One of the reasons why it’s important to think about explicitly about downward causation in society is how it interacts with considerations of social and economic justice.
Purely bottom-up effects can seem to have a different social valence than top-down effects.
One example, as noted by David Massad, has to do with segregation in housing. Famously, the Schelling segregation model shows how segregation in housing could be the result of autonomous individual decisions by people with a small preference for being with others like themselves (homophily). But historically in the United States, one factor influencing segregation was redlining, a top-down legal process.
Today, there is no question that there is great inequality in society. But the mechanism behind that inequality is unknown (at least to me, in my current informal investigation of the topic). One explanation, no doubt overly simplified, would be to say that wealth distribution is just a disorganized heavy tail distribution. A more specific account from Piketty would frame the problem as an organized heavy tail distribution based on the feedback effect of the relative difference in rate of return on capital versus labor. Naidu would argue that this difference in the rate of return is due to political agency on the part of capitalists, which would imply a downward causation mechanism from capitalist class interest to individual wealth distributions.
The key thing to note here is that the mere fact of inequality does not give us a lot to distinguish empirically between these competing hypotheses.
It is possible that the specific distribution (i.e cumulative density function) of inequality can shed light on which, if any, of these hypotheses hold. To work this out, we would need to come up with a likelihood function for the probability of the wealth distributions occurring under each hypothesis. Likely the result would be subtle: the difference in the likelihood functions would be about not that but how much inequality results, and whether and in what ways the wealth distribution is stratified.

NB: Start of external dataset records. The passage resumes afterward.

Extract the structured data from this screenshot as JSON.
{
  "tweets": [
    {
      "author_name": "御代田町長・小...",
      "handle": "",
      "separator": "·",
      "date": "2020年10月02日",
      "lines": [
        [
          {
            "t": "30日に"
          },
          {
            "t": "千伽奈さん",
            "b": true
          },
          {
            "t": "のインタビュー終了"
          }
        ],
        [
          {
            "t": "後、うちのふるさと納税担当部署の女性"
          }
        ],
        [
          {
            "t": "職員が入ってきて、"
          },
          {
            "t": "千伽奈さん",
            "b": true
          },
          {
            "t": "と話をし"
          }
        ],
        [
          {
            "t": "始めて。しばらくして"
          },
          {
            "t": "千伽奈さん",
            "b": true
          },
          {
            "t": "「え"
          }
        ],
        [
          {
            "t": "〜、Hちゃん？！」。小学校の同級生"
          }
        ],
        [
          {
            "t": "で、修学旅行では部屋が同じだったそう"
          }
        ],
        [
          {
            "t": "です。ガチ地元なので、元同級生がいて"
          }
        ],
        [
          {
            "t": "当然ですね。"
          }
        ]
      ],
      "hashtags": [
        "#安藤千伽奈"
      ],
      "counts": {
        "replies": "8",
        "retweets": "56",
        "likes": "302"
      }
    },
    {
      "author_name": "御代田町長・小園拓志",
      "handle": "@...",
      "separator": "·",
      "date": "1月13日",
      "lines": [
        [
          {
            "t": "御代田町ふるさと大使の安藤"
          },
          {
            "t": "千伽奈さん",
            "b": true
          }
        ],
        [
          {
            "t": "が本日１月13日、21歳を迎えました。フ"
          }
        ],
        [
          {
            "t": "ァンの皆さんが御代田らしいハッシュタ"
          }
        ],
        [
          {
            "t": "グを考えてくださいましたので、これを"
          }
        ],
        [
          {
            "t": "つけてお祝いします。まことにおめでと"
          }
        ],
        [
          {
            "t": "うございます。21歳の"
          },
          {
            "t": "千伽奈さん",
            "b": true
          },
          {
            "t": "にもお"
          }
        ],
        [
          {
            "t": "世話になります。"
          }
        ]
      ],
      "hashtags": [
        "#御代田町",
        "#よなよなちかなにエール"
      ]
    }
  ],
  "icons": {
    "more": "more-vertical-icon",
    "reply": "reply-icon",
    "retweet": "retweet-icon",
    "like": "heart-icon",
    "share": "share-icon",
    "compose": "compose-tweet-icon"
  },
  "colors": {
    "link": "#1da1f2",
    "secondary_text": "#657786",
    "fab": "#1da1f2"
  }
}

Of course, another approach would be to collect other data besides the wealth distribution that bears on the problem. But what would that be? The legal record of the tax code, perhaps. But this does not straightforwardly solve our problem. Whatever the laws are and however they have changed, we cannot be sure of their effect on economic outcomes without testing them somehow against the empirical distribution again.
Another challenge to teasing these hypotheses apart is that they are not entirely distinct from each other. A disorganized heavy tail distribution posits a large number of contributing factors. Difference in rate of return on capital may be one important factor. But is it everything? Need it be everything to be an important social scientific theory?
A principled way of going about the problem would be to regress the total distribution against a number of potential factors, including capital returns and income and whatever other factors come to mind. This is the approach naturally taken in data science and machine learning. The result would be the identification of a vector of coefficients that would indicate the relative importance of different factors on total wealth.
Suppose there are 20 such factors, any one of which can be removed with minimal impact on the overall outcome. What then?